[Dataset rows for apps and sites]
════

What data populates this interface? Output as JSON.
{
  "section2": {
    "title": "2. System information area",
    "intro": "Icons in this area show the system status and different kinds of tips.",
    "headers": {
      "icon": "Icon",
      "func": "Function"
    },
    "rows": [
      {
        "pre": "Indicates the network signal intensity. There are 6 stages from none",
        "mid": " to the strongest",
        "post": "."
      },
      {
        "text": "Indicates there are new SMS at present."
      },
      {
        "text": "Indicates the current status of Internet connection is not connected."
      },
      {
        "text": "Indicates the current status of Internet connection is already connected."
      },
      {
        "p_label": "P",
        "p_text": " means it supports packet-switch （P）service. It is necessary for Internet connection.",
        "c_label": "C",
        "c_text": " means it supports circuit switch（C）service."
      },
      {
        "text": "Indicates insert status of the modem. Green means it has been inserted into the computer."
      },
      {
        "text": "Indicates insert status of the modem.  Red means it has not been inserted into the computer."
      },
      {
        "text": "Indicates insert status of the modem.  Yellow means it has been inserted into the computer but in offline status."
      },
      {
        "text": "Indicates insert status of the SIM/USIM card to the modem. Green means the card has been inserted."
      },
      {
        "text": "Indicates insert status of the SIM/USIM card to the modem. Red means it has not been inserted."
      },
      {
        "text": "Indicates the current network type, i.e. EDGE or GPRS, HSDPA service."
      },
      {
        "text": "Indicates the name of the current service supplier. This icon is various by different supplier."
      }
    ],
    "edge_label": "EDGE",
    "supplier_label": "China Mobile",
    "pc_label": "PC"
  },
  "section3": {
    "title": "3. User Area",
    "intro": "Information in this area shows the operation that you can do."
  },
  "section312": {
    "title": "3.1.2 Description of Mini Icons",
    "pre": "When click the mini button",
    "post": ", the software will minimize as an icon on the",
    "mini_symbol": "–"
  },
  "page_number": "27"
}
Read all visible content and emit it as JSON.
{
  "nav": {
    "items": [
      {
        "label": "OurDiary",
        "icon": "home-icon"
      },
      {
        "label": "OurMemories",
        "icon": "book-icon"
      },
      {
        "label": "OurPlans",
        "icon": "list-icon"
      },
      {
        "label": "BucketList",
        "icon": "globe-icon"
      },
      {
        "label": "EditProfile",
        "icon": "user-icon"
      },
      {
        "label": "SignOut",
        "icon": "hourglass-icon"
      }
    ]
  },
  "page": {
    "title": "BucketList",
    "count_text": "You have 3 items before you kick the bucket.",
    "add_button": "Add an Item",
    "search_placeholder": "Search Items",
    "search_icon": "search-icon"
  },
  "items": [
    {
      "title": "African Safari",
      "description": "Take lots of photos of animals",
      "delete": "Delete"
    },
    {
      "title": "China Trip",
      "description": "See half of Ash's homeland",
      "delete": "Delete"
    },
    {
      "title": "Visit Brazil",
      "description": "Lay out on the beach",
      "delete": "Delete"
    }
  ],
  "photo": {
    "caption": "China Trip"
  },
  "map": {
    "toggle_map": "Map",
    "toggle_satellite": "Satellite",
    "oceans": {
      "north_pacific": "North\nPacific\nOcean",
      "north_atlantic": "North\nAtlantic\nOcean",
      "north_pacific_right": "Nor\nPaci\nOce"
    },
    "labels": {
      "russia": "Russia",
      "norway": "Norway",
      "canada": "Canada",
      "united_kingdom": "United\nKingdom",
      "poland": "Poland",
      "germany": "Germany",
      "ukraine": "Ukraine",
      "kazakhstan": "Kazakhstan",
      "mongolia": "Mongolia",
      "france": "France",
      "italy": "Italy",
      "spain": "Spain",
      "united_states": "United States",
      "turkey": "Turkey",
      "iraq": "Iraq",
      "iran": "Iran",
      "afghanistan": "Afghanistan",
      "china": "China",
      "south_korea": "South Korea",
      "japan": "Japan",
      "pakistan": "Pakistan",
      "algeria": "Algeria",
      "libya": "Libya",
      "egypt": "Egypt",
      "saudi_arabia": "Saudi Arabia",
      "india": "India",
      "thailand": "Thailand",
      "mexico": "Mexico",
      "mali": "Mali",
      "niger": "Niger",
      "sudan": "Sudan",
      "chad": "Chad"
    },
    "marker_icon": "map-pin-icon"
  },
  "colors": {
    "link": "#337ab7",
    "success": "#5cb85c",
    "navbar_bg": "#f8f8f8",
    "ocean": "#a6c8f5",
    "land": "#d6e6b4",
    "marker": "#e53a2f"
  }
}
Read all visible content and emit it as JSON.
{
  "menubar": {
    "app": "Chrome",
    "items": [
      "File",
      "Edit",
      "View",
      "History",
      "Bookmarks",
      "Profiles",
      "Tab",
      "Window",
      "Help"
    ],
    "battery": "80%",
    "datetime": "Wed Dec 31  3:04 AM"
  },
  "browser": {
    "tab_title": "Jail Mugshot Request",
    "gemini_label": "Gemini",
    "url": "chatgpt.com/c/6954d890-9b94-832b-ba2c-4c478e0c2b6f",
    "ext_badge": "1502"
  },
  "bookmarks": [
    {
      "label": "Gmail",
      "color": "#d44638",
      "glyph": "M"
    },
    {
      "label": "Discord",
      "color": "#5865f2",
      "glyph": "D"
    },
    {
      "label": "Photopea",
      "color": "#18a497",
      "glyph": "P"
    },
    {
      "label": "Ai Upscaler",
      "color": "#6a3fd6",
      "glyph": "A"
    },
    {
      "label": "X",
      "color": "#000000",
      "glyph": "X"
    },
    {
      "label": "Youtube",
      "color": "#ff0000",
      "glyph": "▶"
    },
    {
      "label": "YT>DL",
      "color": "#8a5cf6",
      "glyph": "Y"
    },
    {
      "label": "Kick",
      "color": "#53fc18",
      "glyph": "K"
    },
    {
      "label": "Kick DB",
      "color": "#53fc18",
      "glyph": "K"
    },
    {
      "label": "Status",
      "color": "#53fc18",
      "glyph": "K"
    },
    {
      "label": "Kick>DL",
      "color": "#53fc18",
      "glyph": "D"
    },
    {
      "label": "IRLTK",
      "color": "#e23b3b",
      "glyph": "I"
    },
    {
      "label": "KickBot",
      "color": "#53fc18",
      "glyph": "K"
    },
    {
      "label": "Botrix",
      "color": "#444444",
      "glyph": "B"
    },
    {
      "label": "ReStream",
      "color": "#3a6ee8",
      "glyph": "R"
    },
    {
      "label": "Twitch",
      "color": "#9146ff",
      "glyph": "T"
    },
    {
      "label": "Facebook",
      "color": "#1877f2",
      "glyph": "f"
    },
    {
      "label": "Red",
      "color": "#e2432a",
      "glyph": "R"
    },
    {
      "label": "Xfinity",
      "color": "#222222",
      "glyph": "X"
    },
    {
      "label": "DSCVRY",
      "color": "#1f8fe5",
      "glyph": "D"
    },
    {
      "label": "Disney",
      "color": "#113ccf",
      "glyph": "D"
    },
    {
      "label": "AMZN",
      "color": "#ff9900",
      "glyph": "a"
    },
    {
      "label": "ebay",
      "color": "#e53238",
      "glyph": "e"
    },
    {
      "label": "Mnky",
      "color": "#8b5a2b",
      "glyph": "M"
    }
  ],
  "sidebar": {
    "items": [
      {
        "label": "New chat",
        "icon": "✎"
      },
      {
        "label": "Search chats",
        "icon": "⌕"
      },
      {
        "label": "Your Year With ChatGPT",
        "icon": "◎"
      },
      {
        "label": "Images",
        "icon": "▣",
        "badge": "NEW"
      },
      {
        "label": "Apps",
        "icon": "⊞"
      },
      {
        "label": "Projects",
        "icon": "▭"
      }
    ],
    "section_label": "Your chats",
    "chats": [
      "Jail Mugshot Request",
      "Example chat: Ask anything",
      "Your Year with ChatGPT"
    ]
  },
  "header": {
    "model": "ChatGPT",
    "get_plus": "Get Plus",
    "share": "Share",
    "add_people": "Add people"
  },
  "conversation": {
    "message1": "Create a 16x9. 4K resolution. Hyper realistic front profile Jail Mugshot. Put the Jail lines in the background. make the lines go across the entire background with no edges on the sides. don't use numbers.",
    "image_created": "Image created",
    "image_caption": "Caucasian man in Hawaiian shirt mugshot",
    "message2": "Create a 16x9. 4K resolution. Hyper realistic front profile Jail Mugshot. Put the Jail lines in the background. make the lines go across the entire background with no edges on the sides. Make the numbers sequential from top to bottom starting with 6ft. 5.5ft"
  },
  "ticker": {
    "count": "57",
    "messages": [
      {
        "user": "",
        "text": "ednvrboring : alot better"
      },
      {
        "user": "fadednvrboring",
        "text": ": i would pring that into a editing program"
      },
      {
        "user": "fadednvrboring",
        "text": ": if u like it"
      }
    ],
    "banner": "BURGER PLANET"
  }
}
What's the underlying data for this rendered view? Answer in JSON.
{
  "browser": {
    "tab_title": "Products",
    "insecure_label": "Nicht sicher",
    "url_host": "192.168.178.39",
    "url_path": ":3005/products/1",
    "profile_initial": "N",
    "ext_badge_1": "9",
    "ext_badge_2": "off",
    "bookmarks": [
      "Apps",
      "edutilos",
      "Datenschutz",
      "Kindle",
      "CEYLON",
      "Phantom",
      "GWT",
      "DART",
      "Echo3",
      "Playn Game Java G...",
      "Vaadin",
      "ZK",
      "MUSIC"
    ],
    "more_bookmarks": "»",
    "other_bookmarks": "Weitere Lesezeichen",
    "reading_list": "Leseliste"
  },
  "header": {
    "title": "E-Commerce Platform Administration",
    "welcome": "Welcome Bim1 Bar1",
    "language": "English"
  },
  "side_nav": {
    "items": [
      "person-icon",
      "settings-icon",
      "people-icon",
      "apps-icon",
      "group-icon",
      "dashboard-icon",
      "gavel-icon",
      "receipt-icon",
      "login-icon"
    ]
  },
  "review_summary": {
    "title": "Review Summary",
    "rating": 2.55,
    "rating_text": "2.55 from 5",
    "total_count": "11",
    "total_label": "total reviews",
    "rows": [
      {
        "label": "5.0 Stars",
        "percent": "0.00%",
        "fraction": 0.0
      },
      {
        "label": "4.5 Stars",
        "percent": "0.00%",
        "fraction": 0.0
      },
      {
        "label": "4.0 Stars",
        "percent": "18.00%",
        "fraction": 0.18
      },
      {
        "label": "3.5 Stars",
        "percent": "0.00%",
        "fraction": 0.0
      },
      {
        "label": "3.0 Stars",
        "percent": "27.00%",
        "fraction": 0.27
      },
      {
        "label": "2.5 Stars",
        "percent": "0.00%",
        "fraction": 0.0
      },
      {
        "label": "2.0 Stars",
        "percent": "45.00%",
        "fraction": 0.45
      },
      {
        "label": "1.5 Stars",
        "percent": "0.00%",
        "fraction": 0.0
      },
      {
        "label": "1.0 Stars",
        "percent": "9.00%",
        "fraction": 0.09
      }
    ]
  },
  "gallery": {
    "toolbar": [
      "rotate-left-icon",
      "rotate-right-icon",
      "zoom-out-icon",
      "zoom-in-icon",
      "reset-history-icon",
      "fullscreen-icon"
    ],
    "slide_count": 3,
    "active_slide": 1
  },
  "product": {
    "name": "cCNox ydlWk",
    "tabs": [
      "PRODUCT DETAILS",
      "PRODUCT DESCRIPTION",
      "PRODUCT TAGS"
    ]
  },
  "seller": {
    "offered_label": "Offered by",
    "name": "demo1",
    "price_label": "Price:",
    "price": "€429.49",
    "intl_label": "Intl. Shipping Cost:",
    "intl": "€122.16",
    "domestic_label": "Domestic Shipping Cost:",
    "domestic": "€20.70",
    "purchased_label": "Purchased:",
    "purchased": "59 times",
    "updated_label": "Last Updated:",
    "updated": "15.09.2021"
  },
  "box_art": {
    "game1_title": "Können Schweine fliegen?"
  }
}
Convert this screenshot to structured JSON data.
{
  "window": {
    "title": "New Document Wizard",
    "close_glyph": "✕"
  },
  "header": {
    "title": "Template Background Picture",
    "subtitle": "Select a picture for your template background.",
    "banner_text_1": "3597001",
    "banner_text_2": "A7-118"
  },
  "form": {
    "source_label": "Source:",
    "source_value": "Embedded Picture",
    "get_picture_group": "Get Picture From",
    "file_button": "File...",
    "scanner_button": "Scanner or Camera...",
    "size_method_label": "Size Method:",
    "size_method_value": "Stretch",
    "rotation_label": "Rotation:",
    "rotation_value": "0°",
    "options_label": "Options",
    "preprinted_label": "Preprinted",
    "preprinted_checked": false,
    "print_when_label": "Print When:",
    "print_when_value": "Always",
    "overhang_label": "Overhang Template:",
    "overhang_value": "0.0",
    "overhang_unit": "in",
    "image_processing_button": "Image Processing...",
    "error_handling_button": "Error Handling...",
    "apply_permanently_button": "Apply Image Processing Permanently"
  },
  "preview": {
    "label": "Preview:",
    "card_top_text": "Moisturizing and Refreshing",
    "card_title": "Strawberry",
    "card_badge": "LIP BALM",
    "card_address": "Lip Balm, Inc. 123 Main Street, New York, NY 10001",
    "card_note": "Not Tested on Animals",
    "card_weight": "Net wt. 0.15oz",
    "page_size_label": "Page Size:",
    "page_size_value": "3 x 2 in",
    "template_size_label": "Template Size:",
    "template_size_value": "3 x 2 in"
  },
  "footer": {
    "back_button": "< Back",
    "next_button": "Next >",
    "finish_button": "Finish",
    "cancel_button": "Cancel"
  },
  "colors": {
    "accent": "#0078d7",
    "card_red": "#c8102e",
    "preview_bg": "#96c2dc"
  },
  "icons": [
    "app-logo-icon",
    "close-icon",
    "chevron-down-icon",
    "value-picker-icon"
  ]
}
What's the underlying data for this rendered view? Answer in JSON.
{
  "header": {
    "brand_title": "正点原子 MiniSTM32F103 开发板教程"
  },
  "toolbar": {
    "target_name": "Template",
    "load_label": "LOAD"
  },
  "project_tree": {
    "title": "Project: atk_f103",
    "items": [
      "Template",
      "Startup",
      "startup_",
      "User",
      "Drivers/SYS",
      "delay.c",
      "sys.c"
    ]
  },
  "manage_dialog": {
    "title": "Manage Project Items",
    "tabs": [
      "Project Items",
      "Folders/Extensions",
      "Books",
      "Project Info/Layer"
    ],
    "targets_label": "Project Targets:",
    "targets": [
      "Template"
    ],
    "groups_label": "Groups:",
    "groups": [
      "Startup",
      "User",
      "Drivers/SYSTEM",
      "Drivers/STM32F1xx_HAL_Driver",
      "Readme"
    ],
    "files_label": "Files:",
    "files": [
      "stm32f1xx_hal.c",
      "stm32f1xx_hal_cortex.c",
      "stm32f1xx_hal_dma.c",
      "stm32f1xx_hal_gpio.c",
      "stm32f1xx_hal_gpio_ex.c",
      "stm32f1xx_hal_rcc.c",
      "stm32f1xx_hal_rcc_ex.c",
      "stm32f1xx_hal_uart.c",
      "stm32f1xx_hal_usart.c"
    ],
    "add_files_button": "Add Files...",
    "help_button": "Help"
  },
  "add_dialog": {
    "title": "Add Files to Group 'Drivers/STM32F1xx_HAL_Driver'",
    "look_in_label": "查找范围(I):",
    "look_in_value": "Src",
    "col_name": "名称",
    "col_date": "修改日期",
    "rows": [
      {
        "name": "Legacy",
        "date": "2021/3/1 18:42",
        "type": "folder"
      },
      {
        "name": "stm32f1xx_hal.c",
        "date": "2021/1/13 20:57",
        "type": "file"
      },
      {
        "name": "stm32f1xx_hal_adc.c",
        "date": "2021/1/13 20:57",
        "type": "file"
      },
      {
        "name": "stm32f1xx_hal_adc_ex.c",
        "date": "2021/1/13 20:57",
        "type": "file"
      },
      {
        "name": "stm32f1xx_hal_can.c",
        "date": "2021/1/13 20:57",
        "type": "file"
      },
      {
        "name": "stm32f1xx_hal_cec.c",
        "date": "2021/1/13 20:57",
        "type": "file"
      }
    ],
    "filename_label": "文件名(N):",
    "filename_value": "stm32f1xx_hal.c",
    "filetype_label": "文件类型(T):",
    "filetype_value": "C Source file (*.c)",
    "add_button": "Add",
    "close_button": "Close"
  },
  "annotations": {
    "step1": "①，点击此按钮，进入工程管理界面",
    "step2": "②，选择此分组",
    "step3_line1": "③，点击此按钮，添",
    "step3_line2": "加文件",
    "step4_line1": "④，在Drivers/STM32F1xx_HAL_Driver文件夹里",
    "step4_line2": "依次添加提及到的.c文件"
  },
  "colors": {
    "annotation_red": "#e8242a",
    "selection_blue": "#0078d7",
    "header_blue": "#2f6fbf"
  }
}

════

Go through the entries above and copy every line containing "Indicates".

        "pre": "Indicates the network signal intensity. There are 6 stages from none",
        "text": "Indicates there are new SMS at present."
        "text": "Indicates the current status of Internet connection is not connected."
        "text": "Indicates the current status of Internet connection is already connected."
        "text": "Indicates insert status of the modem. Green means it has been inserted into the computer."
        "text": "Indicates insert status of the modem.  Red means it has not been inserted into the computer."
        "text": "Indicates insert status of the modem.  Yellow means it has been inserted into the computer but in offline status."
        "text": "Indicates insert status of the SIM/USIM card to the modem. Green means the card has been inserted."
        "text": "Indicates insert status of the SIM/USIM card to the modem. Red means it has not been inserted."
        "text": "Indicates the current network type, i.e. EDGE or GPRS, HSDPA service."
        "text": "Indicates the name of the current service supplier. This icon is various by different supplier."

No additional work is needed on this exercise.